Since the question is phrased relative to Google Ads, the context in which affiliate marketing is referred to here would be from the point of view of trying to sell your own product or service online. We’re not talking about being an affiliate yourself… As a Google Ads alternative to get word out there about your offer(s) – which basically entails paying for clicks and views – the affiliate marketing route would rather have you joining an affiliate network as a vendor, if not having your own affiliate programme built into your e-commerce structure.
Perhaps the most prominent example of a digital products-and-services affiliate network is none other than ClickBank, while vendors who have affiliate programmes integrated into their e-commerce structures take the form of the likes of Booking Dotcom, etc. If you scroll right down to the bottom of the Booking Dotcom site you’ll find a “Become an Affiliate” link…
So the question is: is affiliate marketing a worthy alternative to Google Ads? Generally speaking the answer is “yes,” but it’s not as simple as that, because it all depends on what kind of offer you’re trying to get sales for.
The often deceptively misused mantra of online marketing success coming down to an investment in either time or money applies. Is your sales-offer a time-sensitive one? For example, you might be in possession of tickets for a concert or sporting event with a fixed, fast-approaching date, in which case it’s probably too late to start an affiliate marketing campaign, unless you already have an established network of affiliates who are targeting that specific or related niche.
That brings to light a very important factor regarding affiliate marketing, which is that it requires an investment of time and effort. As someone who has experience using iDevAffiliate affiliate management software, I might know some shortcut, but things don’t come easy when setting up everything from the scratch. Sure, if you join an affiliate network then you’re essentially delegating that required time and effort to the many affiliates who will be the ones marketing the sales offer, but that whole process still requires time and effort to be spent. It’s just not you who will be expending that time and effort…
The best of online marketing campaigns incorporates a range of marketing channels in any case, so typically it would never be an exclusively either-or scenario between affiliate marketing and Google Ads. The cost differences are probably what bring it down to an exclusive consideration of one versus the other, in which case the most experienced of internet marketing experts will likely lean towards affiliate marketing.
Here’s the thing; unless your Google Ads campaign is to shove a sales offer under the noses of the targeted market, usually it would form part of the leads-generation campaign which ultimately forms part an affiliate marketing strategy. Chances are very high that an affiliate marketing your offer will look towards Google Ads, so the most logical choice is to focus on affiliate marketing.

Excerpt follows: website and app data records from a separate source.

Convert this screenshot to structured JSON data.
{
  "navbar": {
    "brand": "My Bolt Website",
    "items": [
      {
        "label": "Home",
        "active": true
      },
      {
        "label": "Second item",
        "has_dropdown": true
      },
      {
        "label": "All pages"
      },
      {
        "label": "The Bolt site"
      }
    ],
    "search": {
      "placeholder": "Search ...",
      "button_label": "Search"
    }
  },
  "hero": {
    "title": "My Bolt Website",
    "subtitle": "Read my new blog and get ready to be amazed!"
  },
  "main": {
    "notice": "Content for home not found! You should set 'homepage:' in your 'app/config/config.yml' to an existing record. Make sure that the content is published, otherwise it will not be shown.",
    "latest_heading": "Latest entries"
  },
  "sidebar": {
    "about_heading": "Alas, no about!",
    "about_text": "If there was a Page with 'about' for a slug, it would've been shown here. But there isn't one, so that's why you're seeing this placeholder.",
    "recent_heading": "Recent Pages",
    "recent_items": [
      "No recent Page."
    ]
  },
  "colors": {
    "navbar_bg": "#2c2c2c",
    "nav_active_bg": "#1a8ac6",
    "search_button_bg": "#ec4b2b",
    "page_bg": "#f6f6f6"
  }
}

An offer-based Google Ads campaign comes to an end as soon as you deplete your budget and get the estimated number of clicks that budget indicatively accounted for, while an affiliate marketing listing will only have you building up momentum as time goes by. There’s also the advantage of effectively only paying for the marketing of your offer once the sale has been completed, as per the basics of affiliate marketing, whereas with Google Ads you’re essentially bidding on keywords and paying for click through-s, whether or not they result in sales.